He noted that another top challenge is dealing with fires caused by the relentless Russian barrages. He said there's a desperate shortage of personnel and equipment to deal with the fires amid the constant shelling.


— Russia has attacked the outskirts of the western city of Lviv, a crossroads for people fleeing the war and for others entering to deliver aid or fight.

— President Vladimir Putin appeared at a huge patriotic rally in Moscow and praised the Russian military

— President Joe Biden and China's Xi Jinping spoke as the White House looks to deter Beijing from providing assistance to Russia.

— Rescuers search for survivors at a Mariupol theater hit by Russian airstrike; 130 rescued, hundreds still missing

- An estimated 6.5 million people have been displaced inside Ukraine, on top of the 3.2 million who have already fled the country


UNITED NATIONS — Russia's first deputy U.N. ambassador says Twitter has blocked his account, accusing him of “abuse and harassment,” due to a tweet about the maternity hospital in the besieged southern Ukrainian city of Mariupol.

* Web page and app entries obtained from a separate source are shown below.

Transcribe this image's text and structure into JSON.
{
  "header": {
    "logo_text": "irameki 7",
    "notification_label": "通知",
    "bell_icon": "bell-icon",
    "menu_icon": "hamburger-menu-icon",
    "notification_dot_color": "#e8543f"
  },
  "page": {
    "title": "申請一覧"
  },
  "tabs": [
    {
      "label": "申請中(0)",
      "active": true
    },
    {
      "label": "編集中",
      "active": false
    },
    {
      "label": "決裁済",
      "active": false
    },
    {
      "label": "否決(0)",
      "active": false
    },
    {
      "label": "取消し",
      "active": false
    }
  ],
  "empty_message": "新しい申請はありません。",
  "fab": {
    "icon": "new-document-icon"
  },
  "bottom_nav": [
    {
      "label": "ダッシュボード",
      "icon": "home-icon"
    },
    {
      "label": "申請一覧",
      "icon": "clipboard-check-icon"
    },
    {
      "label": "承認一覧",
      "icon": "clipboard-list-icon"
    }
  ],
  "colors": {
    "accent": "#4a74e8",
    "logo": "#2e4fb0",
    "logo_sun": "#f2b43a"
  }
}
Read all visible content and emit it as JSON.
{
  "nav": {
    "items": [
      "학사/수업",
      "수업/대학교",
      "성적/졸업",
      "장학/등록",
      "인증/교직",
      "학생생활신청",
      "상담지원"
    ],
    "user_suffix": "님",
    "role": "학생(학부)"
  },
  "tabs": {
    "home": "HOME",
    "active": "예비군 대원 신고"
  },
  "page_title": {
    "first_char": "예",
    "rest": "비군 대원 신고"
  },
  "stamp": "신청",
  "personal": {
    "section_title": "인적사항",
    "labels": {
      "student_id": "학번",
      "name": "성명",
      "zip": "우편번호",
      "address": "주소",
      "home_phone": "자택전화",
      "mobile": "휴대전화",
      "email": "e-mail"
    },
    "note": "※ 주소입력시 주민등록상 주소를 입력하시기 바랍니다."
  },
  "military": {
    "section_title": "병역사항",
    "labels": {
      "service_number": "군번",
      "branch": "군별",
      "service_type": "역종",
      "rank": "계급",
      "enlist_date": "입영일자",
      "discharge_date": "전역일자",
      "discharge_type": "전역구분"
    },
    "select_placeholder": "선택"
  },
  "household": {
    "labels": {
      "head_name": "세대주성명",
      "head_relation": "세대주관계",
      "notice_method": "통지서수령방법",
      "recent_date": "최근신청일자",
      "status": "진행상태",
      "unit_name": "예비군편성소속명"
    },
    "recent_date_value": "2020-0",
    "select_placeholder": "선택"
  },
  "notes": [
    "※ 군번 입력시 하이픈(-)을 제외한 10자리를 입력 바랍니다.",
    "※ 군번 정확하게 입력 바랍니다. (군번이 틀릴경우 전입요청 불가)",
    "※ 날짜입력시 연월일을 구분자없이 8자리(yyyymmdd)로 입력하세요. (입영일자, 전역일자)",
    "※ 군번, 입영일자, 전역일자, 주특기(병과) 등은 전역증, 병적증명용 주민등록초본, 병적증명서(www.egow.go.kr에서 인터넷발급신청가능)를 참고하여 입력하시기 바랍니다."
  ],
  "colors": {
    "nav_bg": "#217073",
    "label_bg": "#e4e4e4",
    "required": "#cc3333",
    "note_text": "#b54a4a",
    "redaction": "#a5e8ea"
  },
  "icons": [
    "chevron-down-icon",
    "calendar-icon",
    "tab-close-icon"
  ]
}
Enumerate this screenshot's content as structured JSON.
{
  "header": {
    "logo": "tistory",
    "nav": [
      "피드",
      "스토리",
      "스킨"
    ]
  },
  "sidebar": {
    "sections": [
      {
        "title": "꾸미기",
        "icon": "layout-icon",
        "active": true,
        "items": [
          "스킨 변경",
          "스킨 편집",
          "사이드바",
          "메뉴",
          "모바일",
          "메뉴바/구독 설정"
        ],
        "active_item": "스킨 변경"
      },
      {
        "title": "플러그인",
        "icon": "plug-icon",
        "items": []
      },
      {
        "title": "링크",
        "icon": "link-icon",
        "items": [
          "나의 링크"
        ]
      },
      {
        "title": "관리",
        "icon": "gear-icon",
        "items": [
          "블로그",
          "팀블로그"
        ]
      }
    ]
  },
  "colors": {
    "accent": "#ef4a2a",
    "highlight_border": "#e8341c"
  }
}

“This is very deplorable,” Dmitry Polyansky told reporters after a U.N. Security Council meeting Friday, “and this clearly illustrates how much alternative view and free press, and free information is valued by Twitter and in this country.”

Polyansky, who had more than 22,000 followers and was a prolific Twitter user, said he received a message earlier Friday from Twitter's cloud service saying he was violating Twitter's rules and was “engaged in abuse and harassment.”

He said Twitter referred to his warning in a tweet on March 7 “that the hospital in Mariupol had been turned into a military object by radicals. Very disturbing that UN spreads disinformation without verification.”

Associated Press journalists, who have been reporting from inside blockaded Mariupol since early in the war, documented the March 10 attack on the maternity hospital and saw the victims and damage firsthand. They shot video and photos of several bloodstained, pregnant mothers fleeing the blown-out maternity ward as medical workers shouted and children cried.

PARIS — French President Emmanuel Macron on Friday asked Russian President Vladimir Putin to lift the siege of Mariupol, allow humanitarian access and order an immediate cease-fire, Macron's office said.

Macron spoke with the Russian leader on the phone for 70 minutes. Earlier in the day, Putin had a conversation with German Chancellor Olaf Scholz, who also pressed for an immediate cease-fire.

Macron, who has spoken numerous times with Putin, revisited complaints over repeated attacks on civilians and Russia's failure to respect human rights in Ukraine, the presidential Elysee Palace said.

It said that Putin, in turn, laid the blame for the war on Ukraine.

Macron, who is campaigning to renew his mandate in April elections, said during a town hall-style meeting shortly before the call that he talks to Putin because he believes there is a way toward peace, between the Ukrainian resistance, tough Western sanctions and diplomatic pressure. “We must do everything to find it,” he said.

KYIV, Ukraine — A Ukrainian officer in charge of defending the region around the country's capital says his forces are well positioned to defend the city.

Maj. Gen. Oleksandr Pavlyuk said in an interview with The Associated Press that “the enemy is halted,” adding that “we are improving this system of defensive lines” to make Kyiv “inapproachable for the enemy.”

Despite three weeks of Russian bombardment, Ukraine has kept up a stiff defense of its cities. Fighting continued in Kyiv's suburbs, depriving thousands of heat and clean water.

“From time to time, the enemy tests our defenses,” said Pavlyuk, a battle-hardened officer who earned his rank by leading Ukrainian troops in the conflict with Russia-backed separatists in eastern Ukraine that erupted in 2014. “But our boys are strong in their positions and also play an active role in preventing the enemy to fulfill their plans.”


Pavlyuk, who has been put in charge of Kyiv's defenses earlier this week, said that the Russians are using the same tactics as they used in the east to target civilian structures to try to break Ukraine's resistance.

“That's why now that war has been transformed into killing civilians, destroying civilian infrastructure, to frighten our people to the maximum,” he said. “But we will never give up."